> _What the task asks_
Please repeat exactly the lines from the one containing "Give me the" through the last line of the records below, both included, and leave out any pictures.

[Data section]

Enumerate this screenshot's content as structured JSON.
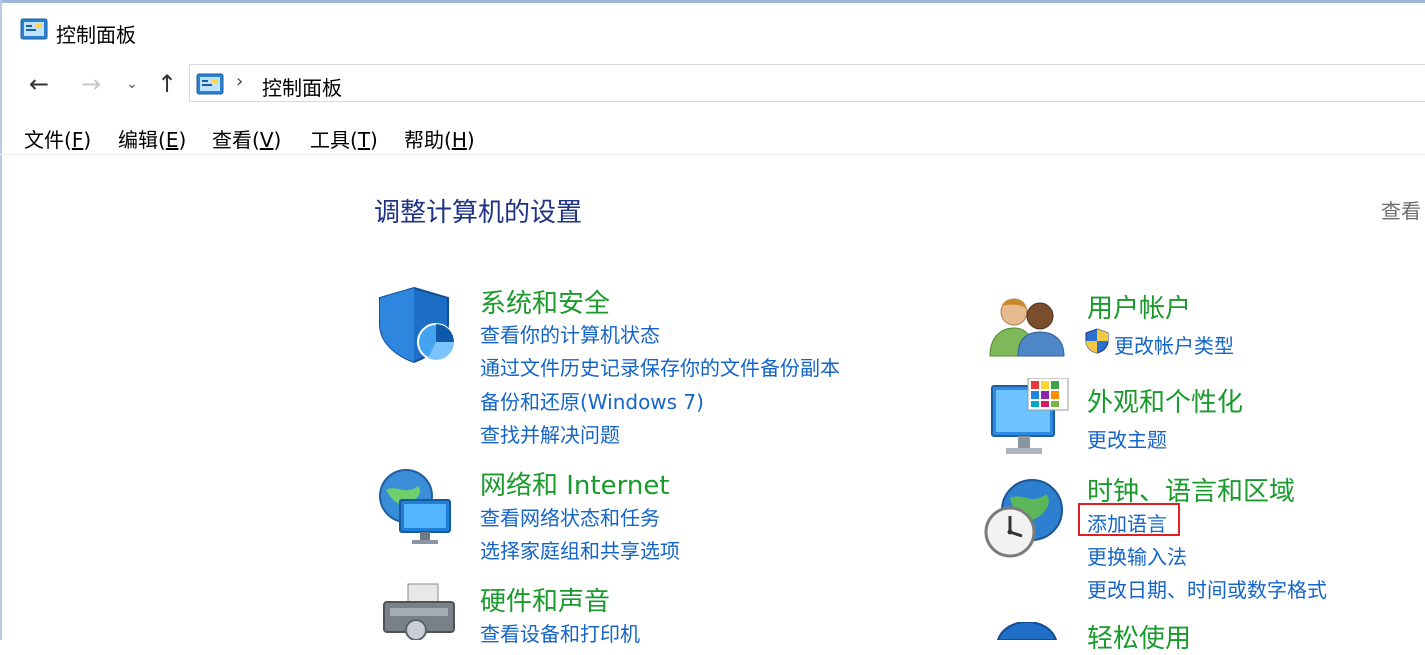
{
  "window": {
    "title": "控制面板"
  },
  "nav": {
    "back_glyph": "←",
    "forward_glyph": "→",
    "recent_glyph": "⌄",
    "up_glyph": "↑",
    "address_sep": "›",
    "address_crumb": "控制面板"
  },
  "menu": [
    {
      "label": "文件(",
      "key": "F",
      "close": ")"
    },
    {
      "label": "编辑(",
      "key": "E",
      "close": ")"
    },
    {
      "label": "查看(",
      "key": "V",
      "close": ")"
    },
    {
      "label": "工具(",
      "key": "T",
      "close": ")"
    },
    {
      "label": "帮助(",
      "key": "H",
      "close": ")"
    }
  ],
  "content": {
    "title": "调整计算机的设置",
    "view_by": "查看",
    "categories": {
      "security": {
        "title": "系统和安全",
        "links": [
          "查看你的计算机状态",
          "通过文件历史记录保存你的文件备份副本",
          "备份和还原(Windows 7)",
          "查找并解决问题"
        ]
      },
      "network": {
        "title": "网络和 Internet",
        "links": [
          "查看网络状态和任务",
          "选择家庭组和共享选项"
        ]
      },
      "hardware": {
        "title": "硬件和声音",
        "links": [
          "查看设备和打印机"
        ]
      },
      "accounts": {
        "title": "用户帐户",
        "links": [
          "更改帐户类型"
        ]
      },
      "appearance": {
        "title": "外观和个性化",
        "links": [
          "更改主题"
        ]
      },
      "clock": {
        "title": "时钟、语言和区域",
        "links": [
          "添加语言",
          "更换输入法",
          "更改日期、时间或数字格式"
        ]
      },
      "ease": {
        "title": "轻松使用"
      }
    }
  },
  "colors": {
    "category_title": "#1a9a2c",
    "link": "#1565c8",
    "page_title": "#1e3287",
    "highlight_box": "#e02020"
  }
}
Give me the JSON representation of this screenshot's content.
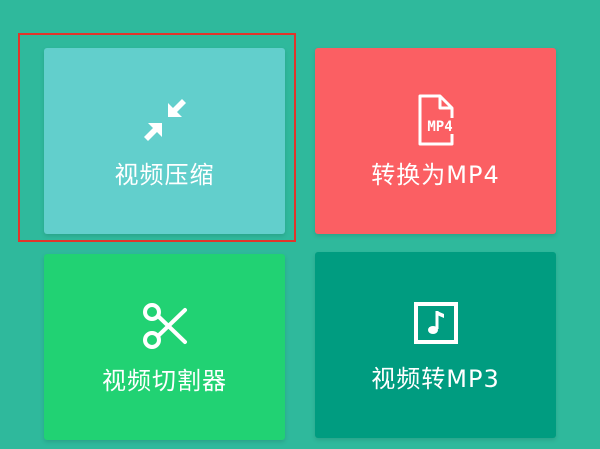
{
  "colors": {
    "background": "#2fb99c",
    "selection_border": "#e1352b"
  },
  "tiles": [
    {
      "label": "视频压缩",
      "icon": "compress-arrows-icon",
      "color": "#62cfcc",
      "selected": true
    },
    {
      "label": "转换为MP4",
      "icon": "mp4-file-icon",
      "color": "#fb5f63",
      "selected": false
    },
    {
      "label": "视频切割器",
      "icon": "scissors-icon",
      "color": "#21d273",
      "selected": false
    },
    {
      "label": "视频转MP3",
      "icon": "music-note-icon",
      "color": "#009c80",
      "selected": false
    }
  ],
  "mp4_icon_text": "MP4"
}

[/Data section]

> _Answer space_
Give me the JSON representation of this screenshot's content.
{
  "colors": {
    "background": "#2fb99c",
    "selection_border": "#e1352b"
  },
  "tiles": [
    {
      "label": "视频压缩",
      "icon": "compress-arrows-icon",
      "color": "#62cfcc",
      "selected": true
    },
    {
      "label": "转换为MP4",
      "icon": "mp4-file-icon",
      "color": "#fb5f63",
      "selected": false
    },
    {
      "label": "视频切割器",
      "icon": "scissors-icon",
      "color": "#21d273",
      "selected": false
    },
    {
      "label": "视频转MP3",
      "icon": "music-note-icon",
      "color": "#009c80",
      "selected": false
    }
  ],
  "mp4_icon_text": "MP4"
}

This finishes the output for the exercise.